The Lutheran Study Bible(LSB) provides profound comments on Christ’s sin-filled human genealogy or family tree (p.1578 of LSB): In the genealogy of Jesus Christ, Matthew makes no effort to hide sinners. Instead, he highlights them. Jesus’ancestors include prostitutes, adulterers, violent men, and other sinners of all descriptions. Though this might surprise us, the truth is that there were no people other than sinners to make up His genealogy.
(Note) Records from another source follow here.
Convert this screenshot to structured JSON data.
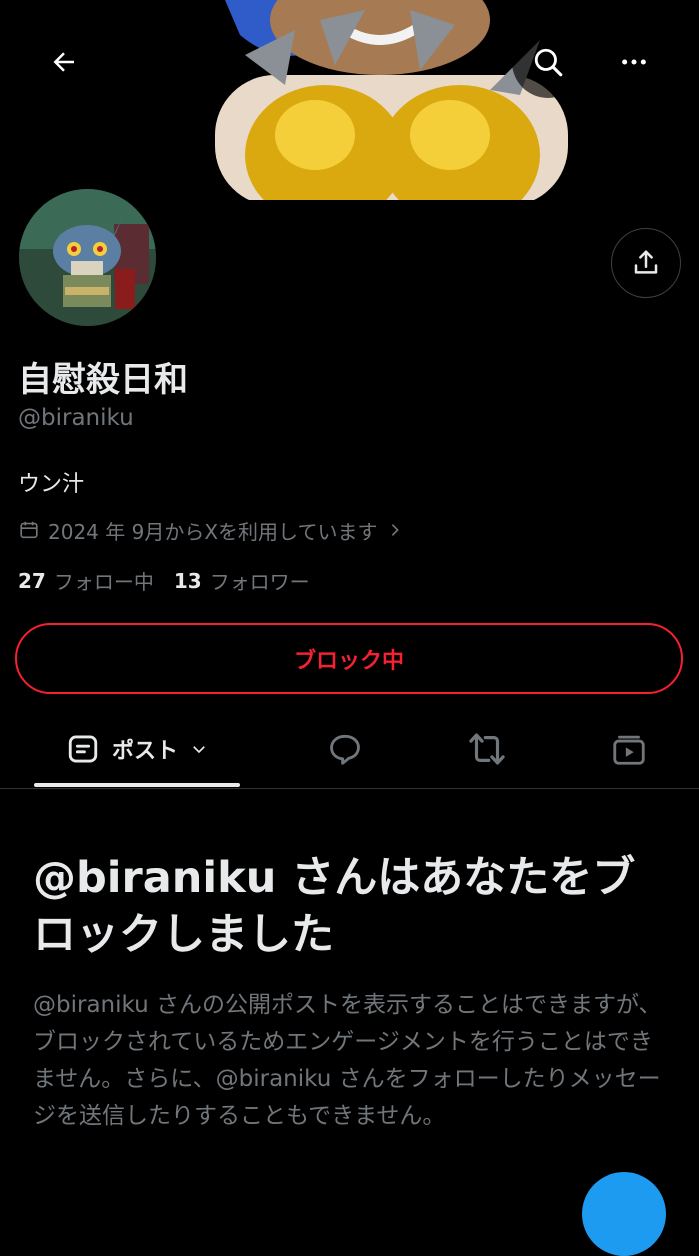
{
  "profile": {
    "display_name": "自慰殺日和",
    "handle": "@biraniku",
    "bio": "ウン汁",
    "joined": "2024 年 9月からXを利用しています",
    "following_count": "27",
    "following_label": "フォロー中",
    "followers_count": "13",
    "followers_label": "フォロワー",
    "blocked_button": "ブロック中"
  },
  "tabs": {
    "posts_label": "ポスト"
  },
  "blocked_notice": {
    "title": "@biraniku さんはあなたをブロックしました",
    "description": "@biraniku さんの公開ポストを表示することはできますが、ブロックされているためエンゲージメントを行うことはできません。さらに、@biraniku さんをフォローしたりメッセージを送信したりすることもできません。"
  },
  "icons": [
    "back-arrow-icon",
    "search-icon",
    "more-icon",
    "share-icon",
    "calendar-icon",
    "chevron-right-icon",
    "posts-icon",
    "chevron-down-icon",
    "reply-icon",
    "repost-icon",
    "media-icon"
  ],
  "colors": {
    "background": "#000000",
    "primary_text": "#e7e9ea",
    "secondary_text": "#71767b",
    "block_red": "#f4212e",
    "accent_blue": "#1d9bf0",
    "divider": "#2f3336"
  }
}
Jesus’ ancestors needed a Savior just a much as we do. If God, in His grace, can use such flawed and sinful people, how much more can He bless and use sinners who witness the Messiah’s sinless sacrifice and believe in Him today!
+Prayer+ Lord Jesus, thank You for including me, a sinner, among those You came to save. Amen.
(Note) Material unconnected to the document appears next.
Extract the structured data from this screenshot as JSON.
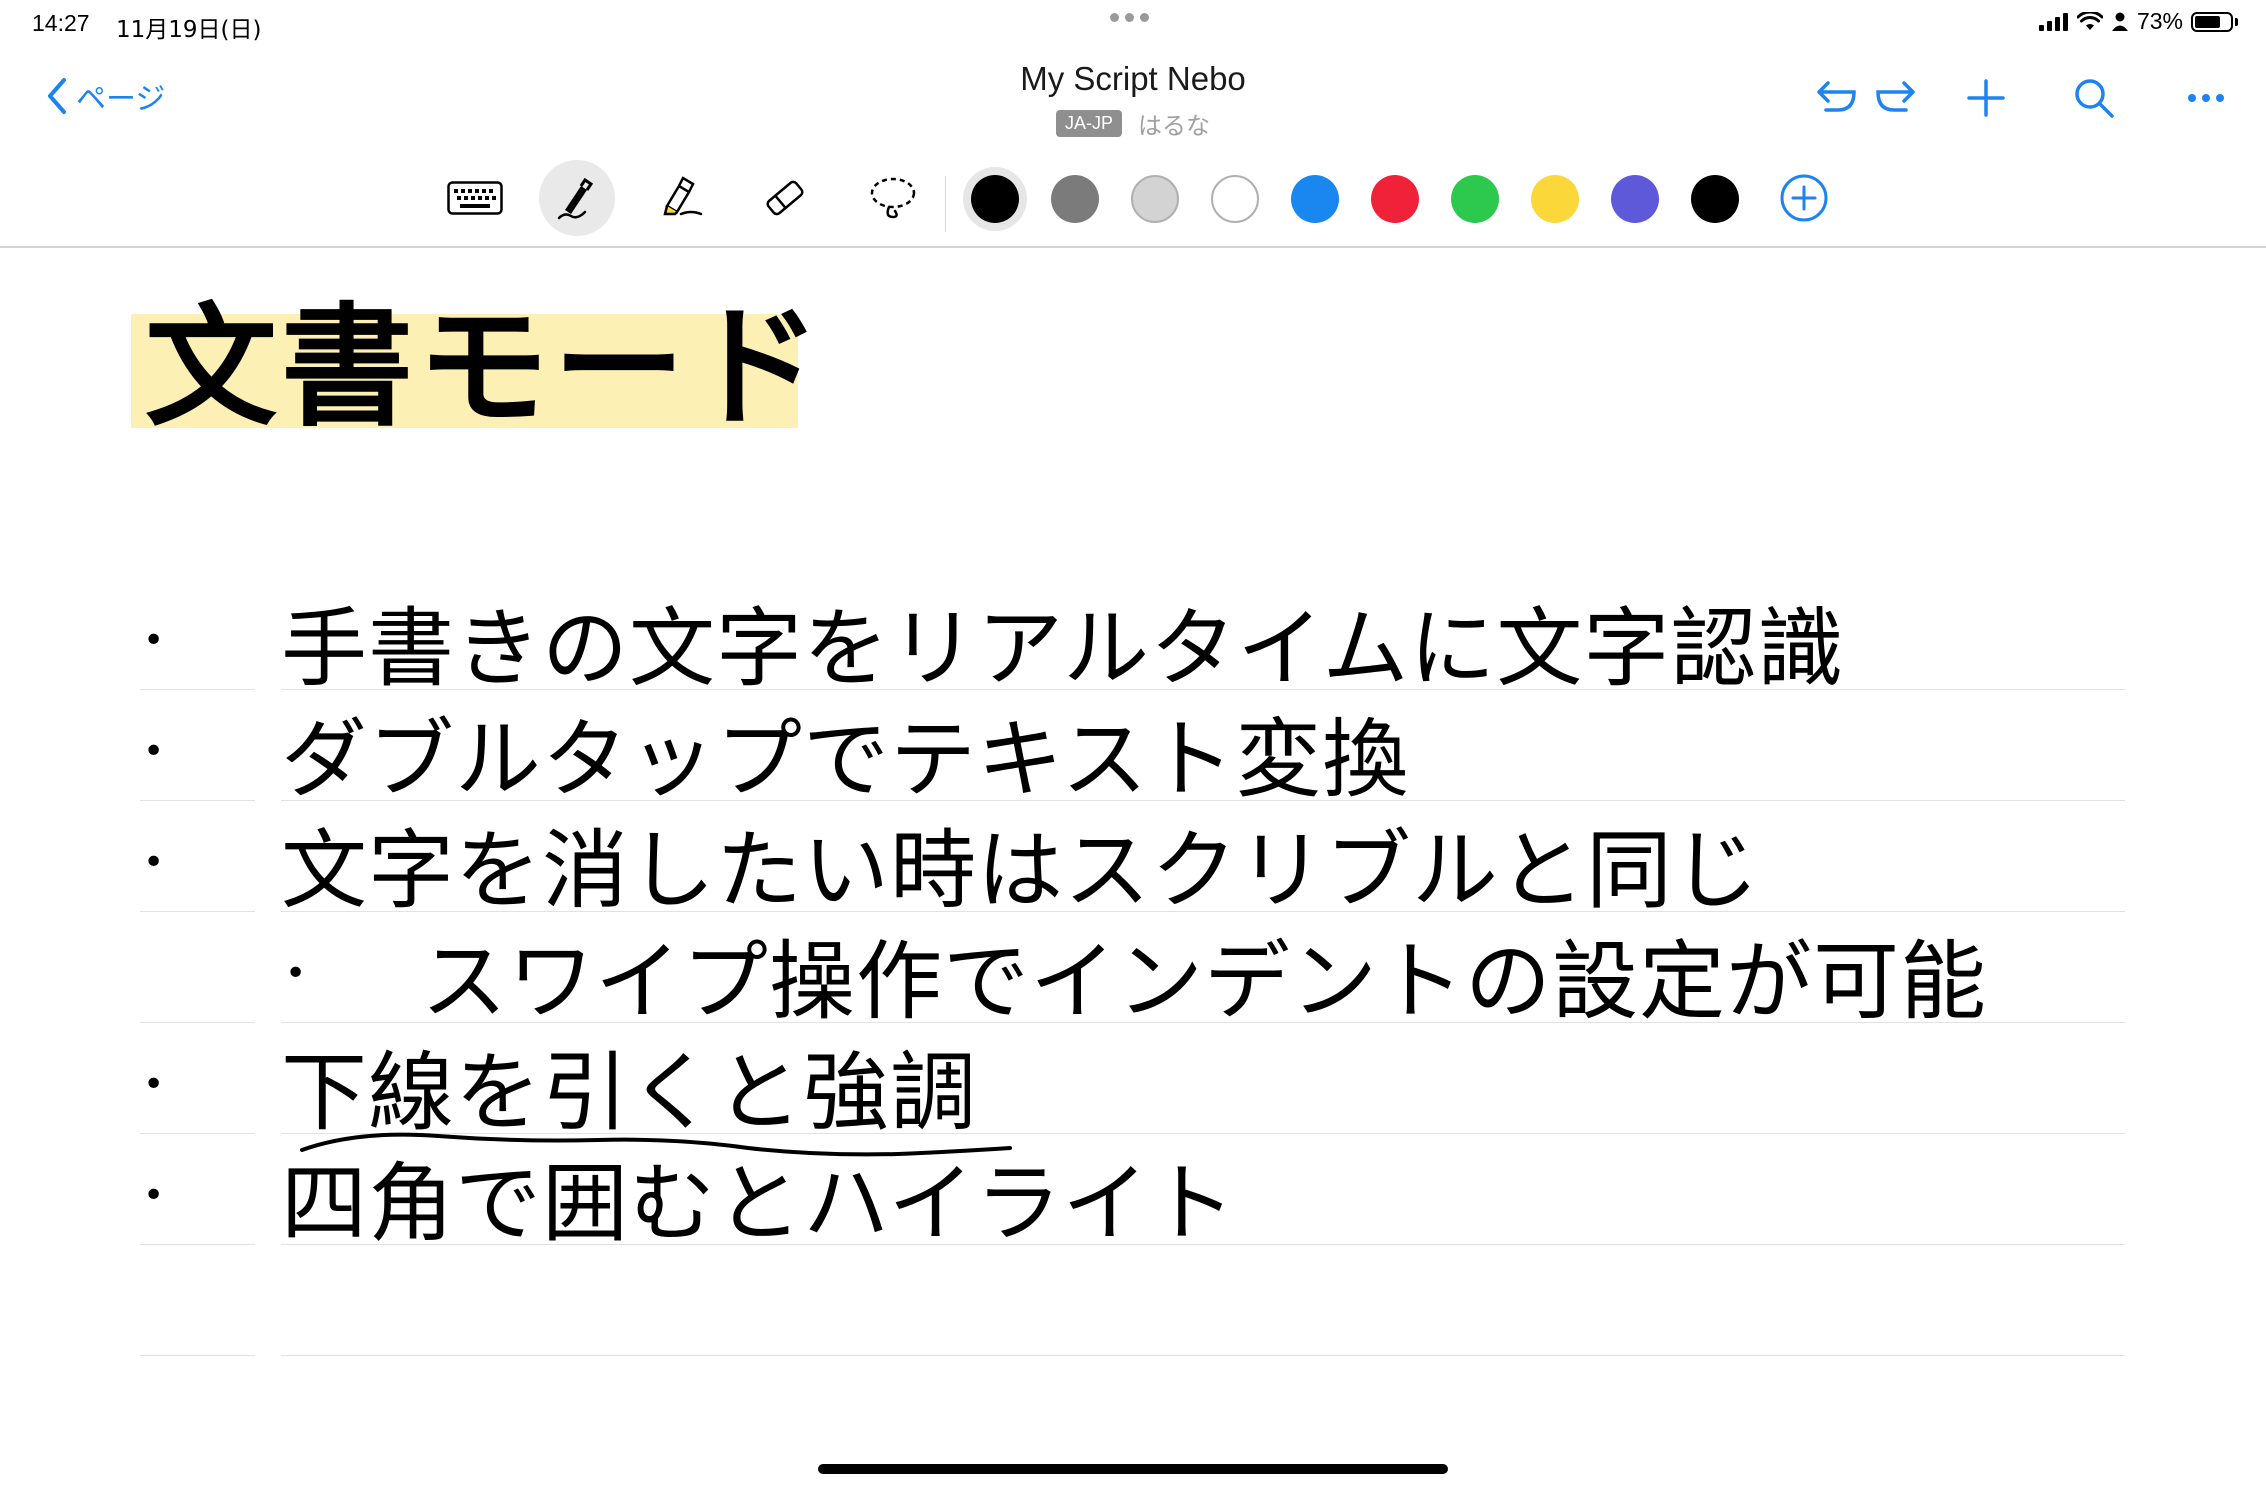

More Personal Application of the Gospel of Matthew:
- As we face many storms of life, Matthew reminds us to put our faith in the One Who still stills storms! Matthew 8: 23 And when [Jesus] got into the boat, his disciples followed him. 24 And behold, there arose a great storm on the sea, so that the boat was being swamped by the waves; but he was asleep. 25 And they went and woke him, saying, “Save us, Lord; we are perishing.” 26 And he said to them, “Why are you afraid, O you of little faith?” Then he rose and rebuked the winds and the sea, and there was a great calm.
- We observe the Festival of Epiphany each year on January 6th. The Ephipany season lasts until Ash Wednesday. Yes, wise men (and women) still seek Jesus! As we follow Jesus in our journey of faith and life, let’s re-read and reflect upon Matthew 2, a unique chapter where Matthew shares fascinating details about the Magi, evil Herod the Great, the story of the Holy Family in Egypt, and their return to live in Nazareth.
Can you think of another personal favorite passage or story from the Gospel of Matthew?
(Use your Bible or www.Biblegateway.com to help find a favorite verse.)
PRAYER: Dear God, thank You for revealing the Kingdom of Heaven to us through Jesus and giving us Your Good News story of salvation through the Gospel of Matthew. You sent Jesus to save sinners - like former tax collector Matthew - and us.
Jesus, we need you!
Love us. Help us. Heal us. Forgive us. Save us, Jesus. Amen.
Pastor Scott Schmieding
Immanuel Lutheran Church and School
115 S. Sixth Street
Saint Charles, MO 63301